April 24, 2015
Press Release

Washington, DC – U.S. Senators Amy Klobuchar (D-MN) and Al Franken (D-MN) along with Representative Collin Peterson (D-MN) are fighting to prevent Breckenridge families from having to purchase unnecessary flood insurance. In a letter to the Federal Emergency Management Agency (FEMA) and the United States Army Corps of Engineers, the Minnesota lawmakers urged FEMA to delay moving forward with the final Flood Insurance Rate Map (FIRM) for Wilkin County until it incorporates the flood protection that is in place for Breckenridge. FEMA plans to release maps in May that show which areas in Wilkin County are at an increased risk of flooding and will be required to have flood insurance, but the maps currently do not take into account the flood protection project in Breckenridge, so residents already protected by the project would have to buy flood insurance they do not need.

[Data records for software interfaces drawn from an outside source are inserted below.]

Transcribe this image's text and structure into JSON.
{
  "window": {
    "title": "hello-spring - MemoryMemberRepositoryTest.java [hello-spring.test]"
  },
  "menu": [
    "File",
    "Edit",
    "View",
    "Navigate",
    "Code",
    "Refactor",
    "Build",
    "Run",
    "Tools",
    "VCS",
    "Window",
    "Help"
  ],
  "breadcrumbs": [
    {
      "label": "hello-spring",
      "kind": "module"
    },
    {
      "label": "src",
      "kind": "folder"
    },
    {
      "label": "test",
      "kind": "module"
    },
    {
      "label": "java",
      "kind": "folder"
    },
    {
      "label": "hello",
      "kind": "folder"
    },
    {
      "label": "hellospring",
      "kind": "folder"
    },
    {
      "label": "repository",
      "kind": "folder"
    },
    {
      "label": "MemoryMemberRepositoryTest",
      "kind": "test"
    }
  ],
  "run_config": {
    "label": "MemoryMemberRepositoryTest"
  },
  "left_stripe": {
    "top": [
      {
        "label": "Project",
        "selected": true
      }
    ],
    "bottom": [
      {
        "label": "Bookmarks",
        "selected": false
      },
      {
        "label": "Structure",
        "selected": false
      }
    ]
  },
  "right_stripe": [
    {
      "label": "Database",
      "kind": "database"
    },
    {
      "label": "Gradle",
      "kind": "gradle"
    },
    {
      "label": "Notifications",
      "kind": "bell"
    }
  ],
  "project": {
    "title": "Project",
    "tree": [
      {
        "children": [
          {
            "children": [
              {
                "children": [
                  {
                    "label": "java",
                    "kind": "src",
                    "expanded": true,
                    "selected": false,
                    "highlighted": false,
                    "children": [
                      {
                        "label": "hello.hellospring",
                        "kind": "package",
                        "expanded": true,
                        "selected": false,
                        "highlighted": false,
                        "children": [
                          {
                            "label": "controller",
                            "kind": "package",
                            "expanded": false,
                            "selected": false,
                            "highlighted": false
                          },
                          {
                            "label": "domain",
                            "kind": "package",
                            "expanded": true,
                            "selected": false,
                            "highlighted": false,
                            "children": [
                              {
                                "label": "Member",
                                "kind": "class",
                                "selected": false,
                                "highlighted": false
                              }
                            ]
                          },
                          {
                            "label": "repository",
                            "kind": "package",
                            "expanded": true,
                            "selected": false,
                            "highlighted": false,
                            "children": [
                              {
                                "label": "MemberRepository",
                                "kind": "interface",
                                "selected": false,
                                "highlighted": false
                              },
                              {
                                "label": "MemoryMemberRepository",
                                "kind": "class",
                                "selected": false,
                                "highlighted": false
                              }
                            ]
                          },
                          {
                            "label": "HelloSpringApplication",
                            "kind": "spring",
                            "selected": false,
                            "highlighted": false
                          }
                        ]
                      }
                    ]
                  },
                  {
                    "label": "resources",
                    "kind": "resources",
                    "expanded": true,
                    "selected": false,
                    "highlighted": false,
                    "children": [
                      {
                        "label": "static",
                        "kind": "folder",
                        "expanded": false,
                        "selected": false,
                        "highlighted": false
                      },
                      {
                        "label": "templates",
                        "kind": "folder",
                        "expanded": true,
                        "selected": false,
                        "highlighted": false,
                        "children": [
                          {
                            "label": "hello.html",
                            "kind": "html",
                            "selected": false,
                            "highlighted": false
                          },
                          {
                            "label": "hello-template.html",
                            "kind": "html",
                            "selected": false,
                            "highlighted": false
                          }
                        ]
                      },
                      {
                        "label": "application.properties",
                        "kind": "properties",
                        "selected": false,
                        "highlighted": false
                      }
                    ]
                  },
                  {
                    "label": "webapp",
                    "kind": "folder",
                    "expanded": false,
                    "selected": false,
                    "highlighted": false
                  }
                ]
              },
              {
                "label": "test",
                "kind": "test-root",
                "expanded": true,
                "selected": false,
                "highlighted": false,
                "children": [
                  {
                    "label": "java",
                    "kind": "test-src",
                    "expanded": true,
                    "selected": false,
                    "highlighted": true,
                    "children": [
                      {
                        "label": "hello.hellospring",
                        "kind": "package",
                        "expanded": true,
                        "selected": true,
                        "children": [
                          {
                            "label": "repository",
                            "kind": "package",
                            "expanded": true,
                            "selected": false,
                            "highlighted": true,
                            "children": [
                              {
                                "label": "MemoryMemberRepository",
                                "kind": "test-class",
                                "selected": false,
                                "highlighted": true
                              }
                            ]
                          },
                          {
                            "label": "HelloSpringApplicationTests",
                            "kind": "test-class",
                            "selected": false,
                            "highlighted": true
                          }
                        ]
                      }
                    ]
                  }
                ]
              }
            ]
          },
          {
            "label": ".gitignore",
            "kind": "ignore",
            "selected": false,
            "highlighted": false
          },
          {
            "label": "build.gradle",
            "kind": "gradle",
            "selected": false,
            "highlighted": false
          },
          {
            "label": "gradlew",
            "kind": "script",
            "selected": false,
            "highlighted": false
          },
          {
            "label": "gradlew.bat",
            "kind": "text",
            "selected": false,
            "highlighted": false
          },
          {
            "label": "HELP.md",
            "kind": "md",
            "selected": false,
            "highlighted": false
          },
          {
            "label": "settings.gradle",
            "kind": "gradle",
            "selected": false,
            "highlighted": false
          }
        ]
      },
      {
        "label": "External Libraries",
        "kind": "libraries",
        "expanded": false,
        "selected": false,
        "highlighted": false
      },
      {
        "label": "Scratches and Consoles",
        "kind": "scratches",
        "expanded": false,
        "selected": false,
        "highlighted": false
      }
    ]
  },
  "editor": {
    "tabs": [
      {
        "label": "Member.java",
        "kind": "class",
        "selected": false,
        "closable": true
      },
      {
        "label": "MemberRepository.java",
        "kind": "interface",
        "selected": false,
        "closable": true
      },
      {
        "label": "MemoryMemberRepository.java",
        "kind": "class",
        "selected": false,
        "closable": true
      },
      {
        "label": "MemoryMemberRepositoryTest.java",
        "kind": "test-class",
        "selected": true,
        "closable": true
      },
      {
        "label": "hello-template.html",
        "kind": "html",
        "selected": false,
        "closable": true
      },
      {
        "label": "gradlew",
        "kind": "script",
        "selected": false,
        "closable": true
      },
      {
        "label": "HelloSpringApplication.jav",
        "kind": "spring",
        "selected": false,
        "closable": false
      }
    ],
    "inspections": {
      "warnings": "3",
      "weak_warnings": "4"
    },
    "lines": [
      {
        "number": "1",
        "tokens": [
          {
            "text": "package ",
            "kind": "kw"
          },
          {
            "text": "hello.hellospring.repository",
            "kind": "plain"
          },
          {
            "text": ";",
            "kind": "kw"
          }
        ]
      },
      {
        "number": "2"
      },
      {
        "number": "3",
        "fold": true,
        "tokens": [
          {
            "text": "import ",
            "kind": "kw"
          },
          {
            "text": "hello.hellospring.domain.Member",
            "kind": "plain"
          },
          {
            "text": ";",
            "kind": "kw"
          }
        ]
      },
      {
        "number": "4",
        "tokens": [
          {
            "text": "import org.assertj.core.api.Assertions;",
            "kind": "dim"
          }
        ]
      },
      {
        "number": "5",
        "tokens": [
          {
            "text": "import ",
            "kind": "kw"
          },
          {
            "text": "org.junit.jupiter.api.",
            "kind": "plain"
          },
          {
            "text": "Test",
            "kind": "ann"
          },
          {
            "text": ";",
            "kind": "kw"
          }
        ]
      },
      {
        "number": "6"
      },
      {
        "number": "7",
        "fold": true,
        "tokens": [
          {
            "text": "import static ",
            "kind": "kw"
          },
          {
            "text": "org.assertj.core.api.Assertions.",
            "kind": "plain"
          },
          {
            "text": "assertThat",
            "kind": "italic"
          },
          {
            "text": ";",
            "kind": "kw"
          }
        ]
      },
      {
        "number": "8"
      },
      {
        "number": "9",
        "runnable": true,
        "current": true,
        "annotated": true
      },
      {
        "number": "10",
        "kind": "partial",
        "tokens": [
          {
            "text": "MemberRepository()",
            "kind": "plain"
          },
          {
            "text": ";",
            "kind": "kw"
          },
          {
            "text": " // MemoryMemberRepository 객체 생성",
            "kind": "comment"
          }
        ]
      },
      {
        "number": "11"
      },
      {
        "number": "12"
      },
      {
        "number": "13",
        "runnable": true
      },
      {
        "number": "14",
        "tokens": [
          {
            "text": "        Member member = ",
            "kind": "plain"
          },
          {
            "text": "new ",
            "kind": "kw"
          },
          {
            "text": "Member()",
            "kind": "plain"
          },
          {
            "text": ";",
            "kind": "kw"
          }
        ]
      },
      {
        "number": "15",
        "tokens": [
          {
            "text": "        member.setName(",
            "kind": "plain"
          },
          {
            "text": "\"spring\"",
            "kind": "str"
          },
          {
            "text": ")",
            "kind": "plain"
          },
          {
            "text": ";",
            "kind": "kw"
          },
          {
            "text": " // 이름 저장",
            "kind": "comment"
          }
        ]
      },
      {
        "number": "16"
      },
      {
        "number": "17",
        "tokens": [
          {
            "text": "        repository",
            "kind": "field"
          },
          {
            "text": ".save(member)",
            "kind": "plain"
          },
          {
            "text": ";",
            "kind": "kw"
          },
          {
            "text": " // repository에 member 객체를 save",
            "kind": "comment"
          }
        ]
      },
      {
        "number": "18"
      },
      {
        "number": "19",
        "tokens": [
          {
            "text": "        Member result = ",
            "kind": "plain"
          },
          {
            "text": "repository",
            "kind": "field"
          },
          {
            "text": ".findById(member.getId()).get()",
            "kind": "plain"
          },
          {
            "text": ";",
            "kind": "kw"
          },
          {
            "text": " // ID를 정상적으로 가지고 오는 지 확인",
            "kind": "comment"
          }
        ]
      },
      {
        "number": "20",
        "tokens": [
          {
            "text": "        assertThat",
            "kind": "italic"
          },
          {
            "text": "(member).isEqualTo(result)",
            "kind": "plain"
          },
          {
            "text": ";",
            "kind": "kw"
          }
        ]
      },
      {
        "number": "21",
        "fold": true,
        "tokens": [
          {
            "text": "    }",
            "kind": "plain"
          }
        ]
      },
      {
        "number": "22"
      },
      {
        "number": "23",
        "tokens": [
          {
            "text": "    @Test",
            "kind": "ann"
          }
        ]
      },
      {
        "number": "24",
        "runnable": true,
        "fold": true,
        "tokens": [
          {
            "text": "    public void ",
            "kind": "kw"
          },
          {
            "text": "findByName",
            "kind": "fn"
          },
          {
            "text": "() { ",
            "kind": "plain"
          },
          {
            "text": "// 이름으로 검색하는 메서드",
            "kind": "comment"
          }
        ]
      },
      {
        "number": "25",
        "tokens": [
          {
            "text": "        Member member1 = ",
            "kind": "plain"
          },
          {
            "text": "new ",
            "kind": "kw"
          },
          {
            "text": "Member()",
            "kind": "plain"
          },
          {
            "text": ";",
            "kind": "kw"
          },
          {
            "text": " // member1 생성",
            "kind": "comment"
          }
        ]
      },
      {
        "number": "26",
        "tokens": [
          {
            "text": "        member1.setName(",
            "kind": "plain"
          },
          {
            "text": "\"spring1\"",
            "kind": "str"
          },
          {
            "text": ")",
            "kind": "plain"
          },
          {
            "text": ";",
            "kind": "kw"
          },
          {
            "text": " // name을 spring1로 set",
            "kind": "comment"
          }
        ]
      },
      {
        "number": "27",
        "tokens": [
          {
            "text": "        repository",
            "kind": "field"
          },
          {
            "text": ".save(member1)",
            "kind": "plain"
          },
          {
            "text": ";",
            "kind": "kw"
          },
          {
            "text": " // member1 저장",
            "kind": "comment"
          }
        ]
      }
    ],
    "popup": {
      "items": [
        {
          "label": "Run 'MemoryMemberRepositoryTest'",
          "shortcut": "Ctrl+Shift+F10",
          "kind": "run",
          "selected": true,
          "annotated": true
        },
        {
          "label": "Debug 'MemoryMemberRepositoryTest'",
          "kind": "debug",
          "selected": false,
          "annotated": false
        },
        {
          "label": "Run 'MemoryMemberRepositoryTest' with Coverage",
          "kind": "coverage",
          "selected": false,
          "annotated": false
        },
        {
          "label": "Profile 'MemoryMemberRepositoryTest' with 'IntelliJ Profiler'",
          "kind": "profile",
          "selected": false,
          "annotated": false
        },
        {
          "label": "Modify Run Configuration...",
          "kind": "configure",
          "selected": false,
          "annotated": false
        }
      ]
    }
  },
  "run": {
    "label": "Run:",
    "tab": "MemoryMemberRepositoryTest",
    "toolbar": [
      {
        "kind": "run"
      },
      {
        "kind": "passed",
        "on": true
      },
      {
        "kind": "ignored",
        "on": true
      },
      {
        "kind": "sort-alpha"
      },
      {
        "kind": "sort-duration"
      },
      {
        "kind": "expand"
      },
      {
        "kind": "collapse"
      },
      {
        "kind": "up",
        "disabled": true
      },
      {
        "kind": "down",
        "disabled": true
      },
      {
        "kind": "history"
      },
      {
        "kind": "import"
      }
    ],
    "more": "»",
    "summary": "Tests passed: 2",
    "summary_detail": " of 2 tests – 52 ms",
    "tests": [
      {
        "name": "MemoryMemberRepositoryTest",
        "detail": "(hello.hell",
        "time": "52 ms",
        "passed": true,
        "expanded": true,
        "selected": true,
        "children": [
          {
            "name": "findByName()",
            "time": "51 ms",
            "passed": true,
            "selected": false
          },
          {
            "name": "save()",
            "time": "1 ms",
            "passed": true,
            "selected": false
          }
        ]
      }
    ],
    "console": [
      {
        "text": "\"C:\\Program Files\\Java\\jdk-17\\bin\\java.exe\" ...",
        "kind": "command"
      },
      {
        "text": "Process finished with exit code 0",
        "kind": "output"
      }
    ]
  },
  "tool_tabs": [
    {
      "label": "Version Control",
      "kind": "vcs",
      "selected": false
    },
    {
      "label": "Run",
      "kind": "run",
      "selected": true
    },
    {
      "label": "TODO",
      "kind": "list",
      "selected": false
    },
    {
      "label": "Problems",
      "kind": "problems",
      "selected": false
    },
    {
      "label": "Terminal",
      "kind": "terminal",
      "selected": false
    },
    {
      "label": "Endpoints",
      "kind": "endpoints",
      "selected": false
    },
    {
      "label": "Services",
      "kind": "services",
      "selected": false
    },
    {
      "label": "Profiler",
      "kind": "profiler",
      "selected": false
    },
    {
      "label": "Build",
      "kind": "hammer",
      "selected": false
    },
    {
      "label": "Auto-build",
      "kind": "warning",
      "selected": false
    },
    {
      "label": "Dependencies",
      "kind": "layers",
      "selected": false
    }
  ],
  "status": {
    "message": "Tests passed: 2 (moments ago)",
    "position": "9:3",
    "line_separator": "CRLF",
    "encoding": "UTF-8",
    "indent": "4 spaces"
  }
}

“By failing to account for Breckenridge’s flood protection project, FEMA will create an unnecessary burden for residents,” Klobuchar said. “That is why I am urging FEMA to only move forward with flood maps that include the flood protections already in place, and I will continue pushing to ensure families in Breckenridge are not harmed by additional bureaucratic red tape.”

“It just doesn’t make any sense for FEMA to finish their flood maps for Breckenridge without taking into account the flood protection project that the Army Corps of Engineers has essentially finished," said Sen. Franken. "Residents of Breckenridge shouldn’t have to pay for flood insurance that they don’t need, just because of a lack of communication between two federal agencies. FEMA needs to do the right thing here and delay finalizing these maps until they’re updated to reflect the reality in Breckenridge.” 

“The actual diversion channel was completed in 2005, is operational, and has prevented more than $130 million in damages in both Minnesota and North Dakota,” Peterson said. “While there are minor damage repairs still taking place, we all know that this project does protect homeowners and there is no reason for FEMA to implement flood insurance premiums on homeowners who don’t need it. We have repeatedly tried to reason with FEMA on this matter, but they can’t seem to find enough common sense to figure this out.”

The full text of the lawmakers’ letter is available below:

Dear Administrator Fugate and Assistant Secretary Darcy:

We write to express significant concerns regarding FEMA’s decision to move forward with mapping of Wilkin County, Minnesota that does not take into account the significant completion of the Breckenridge Flood Risk Management project, which already fully protects the city from flooding. We urge FEMA to delay moving forward with the final Flood Insurance Rate Map (FIRM) for Wilkin County unless it incorporates the flood protection that is in place for the City of Breckenridge.

We share the frustration of local officials in Wilkin County who rightly point out that the maps would add communities into the floodplain that are currently protected from flooding. FEMA Regional staff indicated on an April 2 conference call with members of our staffs, the Army Corps of Engineers, St. Paul District (Corps), and the Mayor of Breckenridge that these maps will become effective on May 18, 2015.

By moving forward with outdated maps, FEMA will be forcing the majority of Breckenridge residents to pay for flood insurance they do not need. In turn, this will increase administrative burden as the federal government will ultimately end up reimbursing these residents for purchasing unnecessary insurance. 

We strongly urge FEMA to work directly with the Corps to determine a swift, yet reasonable, timeline for the completion of the FIRM for Wilkin County which fully recognizes the flood protection in place for the City of Breckenridge. Thank you for your consideration of this request and we look forward to working with you to resolve this important matter.